• Facts/Trivias



Antarctica is a fascinating continent with many interesting facts and trivia. Here are some trivia about Antarctica:

Largest Desert: Despite its icy appearance, Antarctica is actually the world's largest desert. It meets the criteria for a desert because it receives very little precipitation, less than 2 inches (50 millimeters) of snow per year.

Coldest Place on Earth: Antarctica holds the record for the lowest temperature ever recorded on Earth. On July 21, 1983, the temperature dropped to a bone-chilling -128.6°F (-89.2°C) at the Soviet Union's Vostok Station.

Ice Thickness: The ice sheet covering Antarctica is incredibly thick, with an average thickness of around 1 mile (1.6 kilometers). At its thickest point, the ice can reach up to 2.5 miles (4 kilometers) deep.

Iceberg Alley: The Weddell Sea, located off the coast of Antarctica, is known as "Iceberg Alley." It's one of the most active regions for icebergs calving off the continent.

No Native Human Population: Unlike other continents, Antarctica has no native human population. It is visited by scientists and researchers who live in temporary research stations, but no one calls Antarctica their permanent home.

The Antarctic Treaty: The Antarctic Treaty was signed on December 1, 1959, by 12 countries, designating Antarctica as a scientific preserve and banning military activity. Today, the treaty has been signed by 54 countries.

Antarctic Circle: The Antarctic Circle marks the northernmost point where the sun remains visible for 24 hours during the summer solstice and remains below the horizon for 24 hours during the winter solstice.

Active Volcano: Mount Erebus is the southernmost active volcano on Earth. It's located on Ross Island in Antarctica and is nearly 12,448 feet (3,794 meters) high.

Largest Iceberg: The largest recorded iceberg in history was the B-15 iceberg, which broke off from the Ross Ice Shelf in 2000. It covered an area of about 4,200 square miles (10,900 square kilometers), roughly the size of Jamaica.

Emperor Penguins: Antarctica is home to the largest species of penguin, the Emperor Penguin. These majestic creatures can stand over 3.9 feet (1.2 meters) tall and weigh up to 88 pounds (40 kilograms).

Ozone Hole: Antarctica is infamous for its annual ozone hole, which forms in the stratosphere during the Southern Hemisphere's spring (September to November). This depletion of the ozone layer is largely caused by human-made substances like chlorofluorocarbons (CFCs).

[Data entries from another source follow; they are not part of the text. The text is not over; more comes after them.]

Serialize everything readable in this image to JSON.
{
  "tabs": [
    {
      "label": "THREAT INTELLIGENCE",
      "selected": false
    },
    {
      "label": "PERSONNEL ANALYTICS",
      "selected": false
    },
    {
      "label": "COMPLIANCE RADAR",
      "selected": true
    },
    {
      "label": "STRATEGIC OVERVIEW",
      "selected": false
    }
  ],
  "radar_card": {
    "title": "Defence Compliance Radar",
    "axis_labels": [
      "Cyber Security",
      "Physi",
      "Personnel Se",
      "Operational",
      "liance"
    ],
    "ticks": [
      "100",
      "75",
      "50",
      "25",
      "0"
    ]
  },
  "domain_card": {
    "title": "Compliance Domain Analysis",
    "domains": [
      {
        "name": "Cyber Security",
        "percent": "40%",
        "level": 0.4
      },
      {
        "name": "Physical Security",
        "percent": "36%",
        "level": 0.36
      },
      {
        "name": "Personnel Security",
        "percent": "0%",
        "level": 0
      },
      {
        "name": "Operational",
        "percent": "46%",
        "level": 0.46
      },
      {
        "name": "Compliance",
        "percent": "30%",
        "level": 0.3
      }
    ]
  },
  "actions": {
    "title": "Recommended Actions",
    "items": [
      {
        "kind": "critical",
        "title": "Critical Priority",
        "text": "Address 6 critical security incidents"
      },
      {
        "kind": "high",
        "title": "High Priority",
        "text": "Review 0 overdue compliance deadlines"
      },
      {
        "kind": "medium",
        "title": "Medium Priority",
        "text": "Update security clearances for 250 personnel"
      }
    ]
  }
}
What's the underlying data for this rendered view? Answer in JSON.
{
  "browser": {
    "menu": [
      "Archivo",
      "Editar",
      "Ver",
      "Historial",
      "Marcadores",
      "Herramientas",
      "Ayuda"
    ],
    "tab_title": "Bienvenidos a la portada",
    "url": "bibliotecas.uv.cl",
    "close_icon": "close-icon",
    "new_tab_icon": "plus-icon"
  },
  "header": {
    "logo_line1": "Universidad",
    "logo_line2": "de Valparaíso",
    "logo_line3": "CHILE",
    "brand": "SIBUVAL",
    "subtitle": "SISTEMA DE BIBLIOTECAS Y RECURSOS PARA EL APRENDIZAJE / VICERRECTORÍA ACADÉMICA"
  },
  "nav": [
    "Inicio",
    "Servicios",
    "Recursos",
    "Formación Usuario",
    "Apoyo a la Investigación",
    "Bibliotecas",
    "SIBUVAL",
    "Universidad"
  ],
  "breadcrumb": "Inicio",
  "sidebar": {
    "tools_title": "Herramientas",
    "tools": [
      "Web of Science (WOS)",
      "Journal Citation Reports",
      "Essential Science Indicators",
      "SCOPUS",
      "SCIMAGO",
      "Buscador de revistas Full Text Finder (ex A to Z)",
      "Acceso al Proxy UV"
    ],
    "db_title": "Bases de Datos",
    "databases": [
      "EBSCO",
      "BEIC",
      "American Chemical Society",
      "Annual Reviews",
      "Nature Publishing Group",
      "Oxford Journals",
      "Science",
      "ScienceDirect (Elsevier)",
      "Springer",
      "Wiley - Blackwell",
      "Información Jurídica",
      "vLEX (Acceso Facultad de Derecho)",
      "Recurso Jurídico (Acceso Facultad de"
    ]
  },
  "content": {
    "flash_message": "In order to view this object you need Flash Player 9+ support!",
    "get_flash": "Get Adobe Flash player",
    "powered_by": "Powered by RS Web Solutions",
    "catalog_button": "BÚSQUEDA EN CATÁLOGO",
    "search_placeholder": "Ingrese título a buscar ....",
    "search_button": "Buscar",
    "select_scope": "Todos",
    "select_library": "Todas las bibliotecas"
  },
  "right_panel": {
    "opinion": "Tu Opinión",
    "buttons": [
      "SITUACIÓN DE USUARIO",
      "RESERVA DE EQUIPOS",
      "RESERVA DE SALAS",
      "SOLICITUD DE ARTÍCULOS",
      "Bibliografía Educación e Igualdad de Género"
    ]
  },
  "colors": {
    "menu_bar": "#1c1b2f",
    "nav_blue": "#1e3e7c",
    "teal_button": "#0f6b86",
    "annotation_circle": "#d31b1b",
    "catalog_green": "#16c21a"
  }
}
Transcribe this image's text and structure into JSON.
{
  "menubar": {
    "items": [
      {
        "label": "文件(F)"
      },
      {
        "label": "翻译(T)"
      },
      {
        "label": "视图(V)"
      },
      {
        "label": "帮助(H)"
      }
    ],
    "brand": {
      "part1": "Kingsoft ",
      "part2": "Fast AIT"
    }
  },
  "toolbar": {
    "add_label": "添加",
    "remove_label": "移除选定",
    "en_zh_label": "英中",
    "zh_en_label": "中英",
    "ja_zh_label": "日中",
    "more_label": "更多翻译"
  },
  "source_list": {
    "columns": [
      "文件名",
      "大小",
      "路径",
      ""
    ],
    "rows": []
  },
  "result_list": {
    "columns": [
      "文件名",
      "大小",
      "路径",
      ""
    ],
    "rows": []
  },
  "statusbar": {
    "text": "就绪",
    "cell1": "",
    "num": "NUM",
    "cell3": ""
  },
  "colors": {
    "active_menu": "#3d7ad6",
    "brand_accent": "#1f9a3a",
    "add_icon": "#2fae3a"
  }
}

Time Zone Confusion: Since there's no official time zone in Antarctica, research stations often use the time zone of their home country or the supply line they rely on. This can lead to a mix of different time zones on the continent.

These trivia facts showcase the uniqueness and extreme nature of Antarctica, making it one of the most captivating places on Earth.